Precise copying is required. Return the data below in full.

:: Data supplied

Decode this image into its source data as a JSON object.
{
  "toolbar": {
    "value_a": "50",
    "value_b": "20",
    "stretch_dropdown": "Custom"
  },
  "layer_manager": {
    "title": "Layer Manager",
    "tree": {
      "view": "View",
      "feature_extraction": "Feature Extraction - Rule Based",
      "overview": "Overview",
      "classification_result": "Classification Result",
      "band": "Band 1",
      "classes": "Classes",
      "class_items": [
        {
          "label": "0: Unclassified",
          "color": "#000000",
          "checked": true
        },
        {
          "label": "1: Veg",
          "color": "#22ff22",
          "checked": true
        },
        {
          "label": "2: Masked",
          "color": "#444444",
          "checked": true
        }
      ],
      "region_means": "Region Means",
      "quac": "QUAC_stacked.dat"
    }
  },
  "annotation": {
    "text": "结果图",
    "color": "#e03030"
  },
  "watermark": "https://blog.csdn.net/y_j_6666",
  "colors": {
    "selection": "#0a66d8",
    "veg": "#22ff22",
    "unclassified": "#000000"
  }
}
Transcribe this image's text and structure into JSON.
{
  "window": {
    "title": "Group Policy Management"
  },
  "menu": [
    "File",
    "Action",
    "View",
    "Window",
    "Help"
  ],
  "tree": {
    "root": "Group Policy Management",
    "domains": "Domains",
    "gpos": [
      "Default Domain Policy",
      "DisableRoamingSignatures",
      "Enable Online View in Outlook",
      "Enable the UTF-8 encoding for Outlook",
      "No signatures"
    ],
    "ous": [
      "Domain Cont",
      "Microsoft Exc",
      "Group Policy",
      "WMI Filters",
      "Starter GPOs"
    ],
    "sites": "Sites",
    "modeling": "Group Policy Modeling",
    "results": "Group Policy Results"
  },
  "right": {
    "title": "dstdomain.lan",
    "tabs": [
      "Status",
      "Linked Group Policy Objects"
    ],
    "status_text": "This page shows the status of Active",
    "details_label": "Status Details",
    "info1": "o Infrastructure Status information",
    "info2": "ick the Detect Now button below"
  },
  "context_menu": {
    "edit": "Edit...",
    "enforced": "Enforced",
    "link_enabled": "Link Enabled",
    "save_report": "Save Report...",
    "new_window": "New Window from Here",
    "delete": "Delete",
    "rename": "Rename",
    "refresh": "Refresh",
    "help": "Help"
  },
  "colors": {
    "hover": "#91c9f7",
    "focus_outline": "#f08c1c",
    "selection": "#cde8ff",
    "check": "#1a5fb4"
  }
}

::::

* Response to this exercise *
Decode this image into its source data as a JSON object.
{
  "toolbar": {
    "value_a": "50",
    "value_b": "20",
    "stretch_dropdown": "Custom"
  },
  "layer_manager": {
    "title": "Layer Manager",
    "tree": {
      "view": "View",
      "feature_extraction": "Feature Extraction - Rule Based",
      "overview": "Overview",
      "classification_result": "Classification Result",
      "band": "Band 1",
      "classes": "Classes",
      "class_items": [
        {
          "label": "0: Unclassified",
          "color": "#000000",
          "checked": true
        },
        {
          "label": "1: Veg",
          "color": "#22ff22",
          "checked": true
        },
        {
          "label": "2: Masked",
          "color": "#444444",
          "checked": true
        }
      ],
      "region_means": "Region Means",
      "quac": "QUAC_stacked.dat"
    }
  },
  "annotation": {
    "text": "结果图",
    "color": "#e03030"
  },
  "watermark": "https://blog.csdn.net/y_j_6666",
  "colors": {
    "selection": "#0a66d8",
    "veg": "#22ff22",
    "unclassified": "#000000"
  }
}
Transcribe this image's text and structure into JSON.
{
  "window": {
    "title": "Group Policy Management"
  },
  "menu": [
    "File",
    "Action",
    "View",
    "Window",
    "Help"
  ],
  "tree": {
    "root": "Group Policy Management",
    "domains": "Domains",
    "gpos": [
      "Default Domain Policy",
      "DisableRoamingSignatures",
      "Enable Online View in Outlook",
      "Enable the UTF-8 encoding for Outlook",
      "No signatures"
    ],
    "ous": [
      "Domain Cont",
      "Microsoft Exc",
      "Group Policy",
      "WMI Filters",
      "Starter GPOs"
    ],
    "sites": "Sites",
    "modeling": "Group Policy Modeling",
    "results": "Group Policy Results"
  },
  "right": {
    "title": "dstdomain.lan",
    "tabs": [
      "Status",
      "Linked Group Policy Objects"
    ],
    "status_text": "This page shows the status of Active",
    "details_label": "Status Details",
    "info1": "o Infrastructure Status information",
    "info2": "ick the Detect Now button below"
  },
  "context_menu": {
    "edit": "Edit...",
    "enforced": "Enforced",
    "link_enabled": "Link Enabled",
    "save_report": "Save Report...",
    "new_window": "New Window from Here",
    "delete": "Delete",
    "rename": "Rename",
    "refresh": "Refresh",
    "help": "Help"
  },
  "colors": {
    "hover": "#91c9f7",
    "focus_outline": "#f08c1c",
    "selection": "#cde8ff",
    "check": "#1a5fb4"
  }
}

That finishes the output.